-- Opening Marker --
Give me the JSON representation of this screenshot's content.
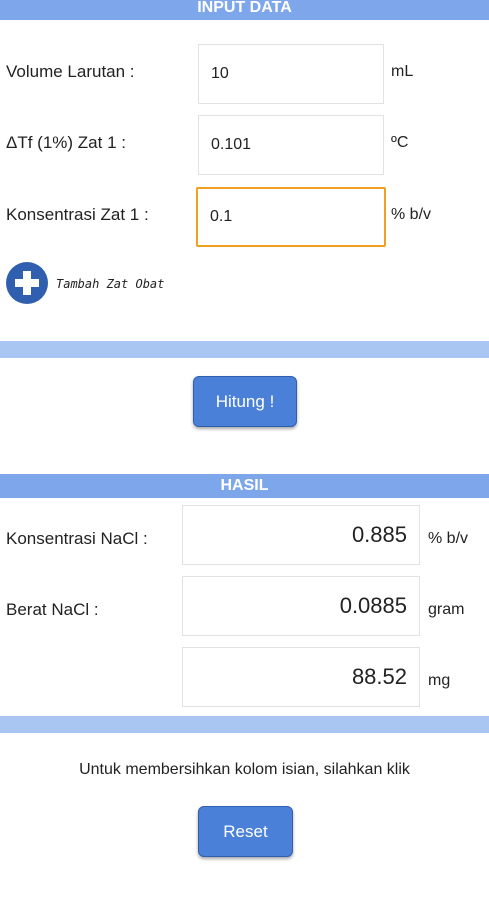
{
  "input": {
    "header": "INPUT DATA",
    "rows": [
      {
        "label": "Volume Larutan :",
        "value": "10",
        "unit": "mL"
      },
      {
        "label": "ΔTf  (1%) Zat 1 :",
        "value": "0.101",
        "unit": "ºC"
      },
      {
        "label": "Konsentrasi Zat 1 :",
        "value": "0.1",
        "unit": "% b/v"
      }
    ],
    "add_label": "Tambah Zat Obat"
  },
  "calculate_label": "Hitung !",
  "result": {
    "header": "HASIL",
    "rows": [
      {
        "label": "Konsentrasi NaCl :",
        "value": "0.885",
        "unit": "% b/v"
      },
      {
        "label": "Berat NaCl :",
        "value": "0.0885",
        "unit": "gram"
      },
      {
        "label": "",
        "value": "88.52",
        "unit": "mg"
      }
    ]
  },
  "reset": {
    "hint": "Untuk membersihkan kolom isian, silahkan klik",
    "label": "Reset"
  },
  "colors": {
    "header_band": "#7ea6ea",
    "divider_band": "#a9c6f2",
    "button": "#4a80d8",
    "focus_border": "#f0a020",
    "add_icon": "#2f5fae"
  }
}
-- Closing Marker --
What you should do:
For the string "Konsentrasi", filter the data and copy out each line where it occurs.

Output of the exercise:
        "label": "Konsentrasi Zat 1 :",
        "label": "Konsentrasi NaCl :",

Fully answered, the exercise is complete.